> [EXERCISE PROMPT]: Retype the data below, every word of it, exactly.

> [INFORMATION GIVEN]:
==============================

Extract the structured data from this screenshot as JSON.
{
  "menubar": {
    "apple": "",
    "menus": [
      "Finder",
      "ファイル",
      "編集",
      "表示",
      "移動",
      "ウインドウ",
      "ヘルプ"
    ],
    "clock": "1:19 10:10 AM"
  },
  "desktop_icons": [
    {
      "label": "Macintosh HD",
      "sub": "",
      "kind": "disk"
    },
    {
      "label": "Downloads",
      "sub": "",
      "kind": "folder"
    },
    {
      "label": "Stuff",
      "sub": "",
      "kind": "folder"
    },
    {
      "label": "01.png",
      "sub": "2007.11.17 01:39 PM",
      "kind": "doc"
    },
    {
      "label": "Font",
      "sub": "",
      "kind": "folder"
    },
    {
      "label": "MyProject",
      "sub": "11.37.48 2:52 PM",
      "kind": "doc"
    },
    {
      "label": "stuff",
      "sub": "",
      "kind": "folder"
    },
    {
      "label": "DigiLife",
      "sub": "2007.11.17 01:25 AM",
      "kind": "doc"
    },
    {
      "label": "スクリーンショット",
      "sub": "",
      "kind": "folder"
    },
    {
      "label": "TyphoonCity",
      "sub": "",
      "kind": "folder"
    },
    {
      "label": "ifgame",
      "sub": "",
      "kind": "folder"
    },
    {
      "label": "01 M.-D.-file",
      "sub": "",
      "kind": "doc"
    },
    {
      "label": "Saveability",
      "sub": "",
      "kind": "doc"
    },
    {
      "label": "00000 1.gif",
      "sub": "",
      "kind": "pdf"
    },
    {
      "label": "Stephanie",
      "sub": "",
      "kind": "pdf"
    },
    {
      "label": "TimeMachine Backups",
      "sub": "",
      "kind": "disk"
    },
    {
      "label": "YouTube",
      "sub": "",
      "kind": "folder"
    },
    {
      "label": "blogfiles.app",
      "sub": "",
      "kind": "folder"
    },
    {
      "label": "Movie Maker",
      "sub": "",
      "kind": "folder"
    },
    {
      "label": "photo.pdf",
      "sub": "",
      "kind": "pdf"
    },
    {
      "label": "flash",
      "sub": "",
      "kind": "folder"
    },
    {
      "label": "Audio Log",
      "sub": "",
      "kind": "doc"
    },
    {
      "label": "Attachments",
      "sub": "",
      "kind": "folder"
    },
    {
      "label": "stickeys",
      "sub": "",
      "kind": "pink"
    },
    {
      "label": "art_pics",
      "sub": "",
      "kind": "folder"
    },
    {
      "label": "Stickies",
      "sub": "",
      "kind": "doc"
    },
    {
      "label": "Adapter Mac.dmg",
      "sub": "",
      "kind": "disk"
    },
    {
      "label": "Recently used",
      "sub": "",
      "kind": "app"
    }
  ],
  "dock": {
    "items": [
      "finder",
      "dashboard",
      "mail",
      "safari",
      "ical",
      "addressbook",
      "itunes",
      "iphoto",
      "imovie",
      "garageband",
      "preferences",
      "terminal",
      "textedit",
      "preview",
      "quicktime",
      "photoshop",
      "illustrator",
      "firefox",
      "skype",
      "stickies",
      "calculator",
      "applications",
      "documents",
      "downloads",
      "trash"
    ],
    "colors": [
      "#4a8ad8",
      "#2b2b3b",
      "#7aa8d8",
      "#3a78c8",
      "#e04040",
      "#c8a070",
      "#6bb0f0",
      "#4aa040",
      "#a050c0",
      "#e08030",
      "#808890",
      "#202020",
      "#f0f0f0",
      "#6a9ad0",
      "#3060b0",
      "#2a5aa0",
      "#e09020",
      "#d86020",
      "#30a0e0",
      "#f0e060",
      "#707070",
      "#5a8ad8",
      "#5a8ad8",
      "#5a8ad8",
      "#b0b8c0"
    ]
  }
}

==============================

> [SOLUTION TO THE EXERCISE]:
Extract the structured data from this screenshot as JSON.
{
  "menubar": {
    "apple": "",
    "menus": [
      "Finder",
      "ファイル",
      "編集",
      "表示",
      "移動",
      "ウインドウ",
      "ヘルプ"
    ],
    "clock": "1:19 10:10 AM"
  },
  "desktop_icons": [
    {
      "label": "Macintosh HD",
      "sub": "",
      "kind": "disk"
    },
    {
      "label": "Downloads",
      "sub": "",
      "kind": "folder"
    },
    {
      "label": "Stuff",
      "sub": "",
      "kind": "folder"
    },
    {
      "label": "01.png",
      "sub": "2007.11.17 01:39 PM",
      "kind": "doc"
    },
    {
      "label": "Font",
      "sub": "",
      "kind": "folder"
    },
    {
      "label": "MyProject",
      "sub": "11.37.48 2:52 PM",
      "kind": "doc"
    },
    {
      "label": "stuff",
      "sub": "",
      "kind": "folder"
    },
    {
      "label": "DigiLife",
      "sub": "2007.11.17 01:25 AM",
      "kind": "doc"
    },
    {
      "label": "スクリーンショット",
      "sub": "",
      "kind": "folder"
    },
    {
      "label": "TyphoonCity",
      "sub": "",
      "kind": "folder"
    },
    {
      "label": "ifgame",
      "sub": "",
      "kind": "folder"
    },
    {
      "label": "01 M.-D.-file",
      "sub": "",
      "kind": "doc"
    },
    {
      "label": "Saveability",
      "sub": "",
      "kind": "doc"
    },
    {
      "label": "00000 1.gif",
      "sub": "",
      "kind": "pdf"
    },
    {
      "label": "Stephanie",
      "sub": "",
      "kind": "pdf"
    },
    {
      "label": "TimeMachine Backups",
      "sub": "",
      "kind": "disk"
    },
    {
      "label": "YouTube",
      "sub": "",
      "kind": "folder"
    },
    {
      "label": "blogfiles.app",
      "sub": "",
      "kind": "folder"
    },
    {
      "label": "Movie Maker",
      "sub": "",
      "kind": "folder"
    },
    {
      "label": "photo.pdf",
      "sub": "",
      "kind": "pdf"
    },
    {
      "label": "flash",
      "sub": "",
      "kind": "folder"
    },
    {
      "label": "Audio Log",
      "sub": "",
      "kind": "doc"
    },
    {
      "label": "Attachments",
      "sub": "",
      "kind": "folder"
    },
    {
      "label": "stickeys",
      "sub": "",
      "kind": "pink"
    },
    {
      "label": "art_pics",
      "sub": "",
      "kind": "folder"
    },
    {
      "label": "Stickies",
      "sub": "",
      "kind": "doc"
    },
    {
      "label": "Adapter Mac.dmg",
      "sub": "",
      "kind": "disk"
    },
    {
      "label": "Recently used",
      "sub": "",
      "kind": "app"
    }
  ],
  "dock": {
    "items": [
      "finder",
      "dashboard",
      "mail",
      "safari",
      "ical",
      "addressbook",
      "itunes",
      "iphoto",
      "imovie",
      "garageband",
      "preferences",
      "terminal",
      "textedit",
      "preview",
      "quicktime",
      "photoshop",
      "illustrator",
      "firefox",
      "skype",
      "stickies",
      "calculator",
      "applications",
      "documents",
      "downloads",
      "trash"
    ],
    "colors": [
      "#4a8ad8",
      "#2b2b3b",
      "#7aa8d8",
      "#3a78c8",
      "#e04040",
      "#c8a070",
      "#6bb0f0",
      "#4aa040",
      "#a050c0",
      "#e08030",
      "#808890",
      "#202020",
      "#f0f0f0",
      "#6a9ad0",
      "#3060b0",
      "#2a5aa0",
      "#e09020",
      "#d86020",
      "#30a0e0",
      "#f0e060",
      "#707070",
      "#5a8ad8",
      "#5a8ad8",
      "#5a8ad8",
      "#b0b8c0"
    ]
  }
}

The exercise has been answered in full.